------ INPUT DATA
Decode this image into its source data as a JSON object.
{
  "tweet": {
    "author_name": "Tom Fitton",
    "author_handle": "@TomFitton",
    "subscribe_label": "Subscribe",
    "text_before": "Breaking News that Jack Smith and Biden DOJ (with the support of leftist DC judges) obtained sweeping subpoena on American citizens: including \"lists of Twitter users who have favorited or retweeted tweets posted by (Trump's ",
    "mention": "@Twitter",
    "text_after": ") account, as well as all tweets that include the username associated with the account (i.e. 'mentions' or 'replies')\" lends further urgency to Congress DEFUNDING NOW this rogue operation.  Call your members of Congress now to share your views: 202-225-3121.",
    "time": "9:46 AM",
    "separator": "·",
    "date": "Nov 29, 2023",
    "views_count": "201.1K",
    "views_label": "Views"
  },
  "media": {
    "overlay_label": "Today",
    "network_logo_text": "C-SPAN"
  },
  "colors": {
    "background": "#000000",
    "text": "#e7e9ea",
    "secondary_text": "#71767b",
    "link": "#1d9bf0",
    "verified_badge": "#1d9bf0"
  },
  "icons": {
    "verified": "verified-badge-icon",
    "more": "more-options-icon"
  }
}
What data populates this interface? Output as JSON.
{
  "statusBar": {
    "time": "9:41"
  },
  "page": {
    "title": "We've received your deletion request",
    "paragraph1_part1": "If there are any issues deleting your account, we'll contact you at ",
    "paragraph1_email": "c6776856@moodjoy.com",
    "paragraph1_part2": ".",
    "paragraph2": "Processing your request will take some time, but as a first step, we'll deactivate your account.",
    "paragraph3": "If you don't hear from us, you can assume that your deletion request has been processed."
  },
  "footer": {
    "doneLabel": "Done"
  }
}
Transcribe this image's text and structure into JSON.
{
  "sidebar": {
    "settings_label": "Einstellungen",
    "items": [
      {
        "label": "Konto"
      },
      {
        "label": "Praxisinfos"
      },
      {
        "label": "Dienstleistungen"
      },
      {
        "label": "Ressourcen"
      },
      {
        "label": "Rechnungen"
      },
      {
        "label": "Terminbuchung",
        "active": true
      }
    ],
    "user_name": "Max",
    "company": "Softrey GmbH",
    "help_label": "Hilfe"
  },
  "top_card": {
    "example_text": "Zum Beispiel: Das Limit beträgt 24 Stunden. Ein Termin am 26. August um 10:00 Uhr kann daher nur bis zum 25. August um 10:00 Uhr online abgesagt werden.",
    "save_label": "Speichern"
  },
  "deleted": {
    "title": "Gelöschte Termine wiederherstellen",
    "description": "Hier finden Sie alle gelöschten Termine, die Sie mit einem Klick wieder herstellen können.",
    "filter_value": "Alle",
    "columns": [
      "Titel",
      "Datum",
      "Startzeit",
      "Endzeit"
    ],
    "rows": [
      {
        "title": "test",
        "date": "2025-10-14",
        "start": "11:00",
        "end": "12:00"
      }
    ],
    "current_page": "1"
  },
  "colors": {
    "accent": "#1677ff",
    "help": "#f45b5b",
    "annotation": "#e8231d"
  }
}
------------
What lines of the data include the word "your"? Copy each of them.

    "text_after": ") account, as well as all tweets that include the username associated with the account (i.e. 'mentions' or 'replies')\" lends further urgency to Congress DEFUNDING NOW this rogue operation.  Call your members of Congress now to share your views: 202-225-3121.",
    "title": "We've received your deletion request",
    "paragraph1_part1": "If there are any issues deleting your account, we'll contact you at ",
    "paragraph2": "Processing your request will take some time, but as a first step, we'll deactivate your account.",
    "paragraph3": "If you don't hear from us, you can assume that your deletion request has been processed."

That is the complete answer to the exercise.